App and web page records
□ □ □ □ □ □ □
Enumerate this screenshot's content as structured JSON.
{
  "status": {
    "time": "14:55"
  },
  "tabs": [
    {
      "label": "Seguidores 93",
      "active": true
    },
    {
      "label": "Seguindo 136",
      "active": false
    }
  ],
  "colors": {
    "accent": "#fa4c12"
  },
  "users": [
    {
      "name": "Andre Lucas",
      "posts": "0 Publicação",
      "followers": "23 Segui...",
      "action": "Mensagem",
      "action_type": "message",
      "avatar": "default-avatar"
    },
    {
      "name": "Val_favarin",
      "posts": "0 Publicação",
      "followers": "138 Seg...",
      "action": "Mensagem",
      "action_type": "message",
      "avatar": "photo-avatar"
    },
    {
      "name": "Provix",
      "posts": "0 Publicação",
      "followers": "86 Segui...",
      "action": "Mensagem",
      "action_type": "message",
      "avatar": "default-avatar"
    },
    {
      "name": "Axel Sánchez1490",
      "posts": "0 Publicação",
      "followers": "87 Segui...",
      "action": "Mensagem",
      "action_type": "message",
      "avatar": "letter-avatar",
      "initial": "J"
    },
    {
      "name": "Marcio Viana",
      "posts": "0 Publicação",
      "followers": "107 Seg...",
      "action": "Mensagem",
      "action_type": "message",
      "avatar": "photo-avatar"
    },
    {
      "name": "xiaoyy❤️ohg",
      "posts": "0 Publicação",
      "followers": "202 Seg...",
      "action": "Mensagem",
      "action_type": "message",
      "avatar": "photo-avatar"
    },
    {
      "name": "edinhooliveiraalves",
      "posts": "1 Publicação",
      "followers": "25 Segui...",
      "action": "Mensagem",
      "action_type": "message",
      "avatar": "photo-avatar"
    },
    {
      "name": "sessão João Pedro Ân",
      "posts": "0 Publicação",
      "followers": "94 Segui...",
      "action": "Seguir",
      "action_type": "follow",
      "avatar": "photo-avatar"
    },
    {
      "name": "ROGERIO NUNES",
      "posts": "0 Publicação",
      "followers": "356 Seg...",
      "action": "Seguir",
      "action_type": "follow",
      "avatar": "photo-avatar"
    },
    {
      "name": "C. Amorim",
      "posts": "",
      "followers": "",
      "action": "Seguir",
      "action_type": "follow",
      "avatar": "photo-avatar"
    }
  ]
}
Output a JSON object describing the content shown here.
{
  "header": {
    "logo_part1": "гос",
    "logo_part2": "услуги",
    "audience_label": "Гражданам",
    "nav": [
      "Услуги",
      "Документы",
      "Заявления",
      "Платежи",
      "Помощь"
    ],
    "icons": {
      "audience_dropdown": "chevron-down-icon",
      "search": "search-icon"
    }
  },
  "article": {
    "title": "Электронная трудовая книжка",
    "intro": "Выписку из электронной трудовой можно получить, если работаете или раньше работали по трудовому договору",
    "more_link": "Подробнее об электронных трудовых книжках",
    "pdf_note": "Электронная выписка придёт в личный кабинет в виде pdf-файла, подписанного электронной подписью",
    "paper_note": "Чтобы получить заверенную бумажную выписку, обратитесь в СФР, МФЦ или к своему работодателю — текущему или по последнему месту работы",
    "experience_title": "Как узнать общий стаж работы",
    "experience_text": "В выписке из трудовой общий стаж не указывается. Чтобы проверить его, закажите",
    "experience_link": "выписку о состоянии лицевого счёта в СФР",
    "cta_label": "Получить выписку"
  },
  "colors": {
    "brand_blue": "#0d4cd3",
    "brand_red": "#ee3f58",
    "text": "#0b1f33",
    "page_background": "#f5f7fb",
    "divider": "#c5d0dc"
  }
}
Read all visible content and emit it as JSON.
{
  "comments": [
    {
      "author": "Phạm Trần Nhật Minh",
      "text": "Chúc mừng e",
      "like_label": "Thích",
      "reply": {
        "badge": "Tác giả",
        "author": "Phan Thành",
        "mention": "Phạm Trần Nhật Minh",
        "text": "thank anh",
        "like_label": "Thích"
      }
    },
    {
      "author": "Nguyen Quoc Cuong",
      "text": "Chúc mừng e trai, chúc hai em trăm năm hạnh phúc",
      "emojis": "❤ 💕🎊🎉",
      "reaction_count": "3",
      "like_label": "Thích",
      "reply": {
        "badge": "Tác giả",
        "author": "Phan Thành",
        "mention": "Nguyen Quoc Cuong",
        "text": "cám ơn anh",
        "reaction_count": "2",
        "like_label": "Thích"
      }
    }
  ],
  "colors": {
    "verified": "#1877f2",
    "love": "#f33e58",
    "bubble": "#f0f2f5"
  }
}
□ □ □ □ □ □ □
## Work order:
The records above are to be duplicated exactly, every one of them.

## Your response:
Enumerate this screenshot's content as structured JSON.
{
  "status": {
    "time": "14:55"
  },
  "tabs": [
    {
      "label": "Seguidores 93",
      "active": true
    },
    {
      "label": "Seguindo 136",
      "active": false
    }
  ],
  "colors": {
    "accent": "#fa4c12"
  },
  "users": [
    {
      "name": "Andre Lucas",
      "posts": "0 Publicação",
      "followers": "23 Segui...",
      "action": "Mensagem",
      "action_type": "message",
      "avatar": "default-avatar"
    },
    {
      "name": "Val_favarin",
      "posts": "0 Publicação",
      "followers": "138 Seg...",
      "action": "Mensagem",
      "action_type": "message",
      "avatar": "photo-avatar"
    },
    {
      "name": "Provix",
      "posts": "0 Publicação",
      "followers": "86 Segui...",
      "action": "Mensagem",
      "action_type": "message",
      "avatar": "default-avatar"
    },
    {
      "name": "Axel Sánchez1490",
      "posts": "0 Publicação",
      "followers": "87 Segui...",
      "action": "Mensagem",
      "action_type": "message",
      "avatar": "letter-avatar",
      "initial": "J"
    },
    {
      "name": "Marcio Viana",
      "posts": "0 Publicação",
      "followers": "107 Seg...",
      "action": "Mensagem",
      "action_type": "message",
      "avatar": "photo-avatar"
    },
    {
      "name": "xiaoyy❤️ohg",
      "posts": "0 Publicação",
      "followers": "202 Seg...",
      "action": "Mensagem",
      "action_type": "message",
      "avatar": "photo-avatar"
    },
    {
      "name": "edinhooliveiraalves",
      "posts": "1 Publicação",
      "followers": "25 Segui...",
      "action": "Mensagem",
      "action_type": "message",
      "avatar": "photo-avatar"
    },
    {
      "name": "sessão João Pedro Ân",
      "posts": "0 Publicação",
      "followers": "94 Segui...",
      "action": "Seguir",
      "action_type": "follow",
      "avatar": "photo-avatar"
    },
    {
      "name": "ROGERIO NUNES",
      "posts": "0 Publicação",
      "followers": "356 Seg...",
      "action": "Seguir",
      "action_type": "follow",
      "avatar": "photo-avatar"
    },
    {
      "name": "C. Amorim",
      "posts": "",
      "followers": "",
      "action": "Seguir",
      "action_type": "follow",
      "avatar": "photo-avatar"
    }
  ]
}
Output a JSON object describing the content shown here.
{
  "header": {
    "logo_part1": "гос",
    "logo_part2": "услуги",
    "audience_label": "Гражданам",
    "nav": [
      "Услуги",
      "Документы",
      "Заявления",
      "Платежи",
      "Помощь"
    ],
    "icons": {
      "audience_dropdown": "chevron-down-icon",
      "search": "search-icon"
    }
  },
  "article": {
    "title": "Электронная трудовая книжка",
    "intro": "Выписку из электронной трудовой можно получить, если работаете или раньше работали по трудовому договору",
    "more_link": "Подробнее об электронных трудовых книжках",
    "pdf_note": "Электронная выписка придёт в личный кабинет в виде pdf-файла, подписанного электронной подписью",
    "paper_note": "Чтобы получить заверенную бумажную выписку, обратитесь в СФР, МФЦ или к своему работодателю — текущему или по последнему месту работы",
    "experience_title": "Как узнать общий стаж работы",
    "experience_text": "В выписке из трудовой общий стаж не указывается. Чтобы проверить его, закажите",
    "experience_link": "выписку о состоянии лицевого счёта в СФР",
    "cta_label": "Получить выписку"
  },
  "colors": {
    "brand_blue": "#0d4cd3",
    "brand_red": "#ee3f58",
    "text": "#0b1f33",
    "page_background": "#f5f7fb",
    "divider": "#c5d0dc"
  }
}
Read all visible content and emit it as JSON.
{
  "comments": [
    {
      "author": "Phạm Trần Nhật Minh",
      "text": "Chúc mừng e",
      "like_label": "Thích",
      "reply": {
        "badge": "Tác giả",
        "author": "Phan Thành",
        "mention": "Phạm Trần Nhật Minh",
        "text": "thank anh",
        "like_label": "Thích"
      }
    },
    {
      "author": "Nguyen Quoc Cuong",
      "text": "Chúc mừng e trai, chúc hai em trăm năm hạnh phúc",
      "emojis": "❤ 💕🎊🎉",
      "reaction_count": "3",
      "like_label": "Thích",
      "reply": {
        "badge": "Tác giả",
        "author": "Phan Thành",
        "mention": "Nguyen Quoc Cuong",
        "text": "cám ơn anh",
        "reaction_count": "2",
        "like_label": "Thích"
      }
    }
  ],
  "colors": {
    "verified": "#1877f2",
    "love": "#f33e58",
    "bubble": "#f0f2f5"
  }
}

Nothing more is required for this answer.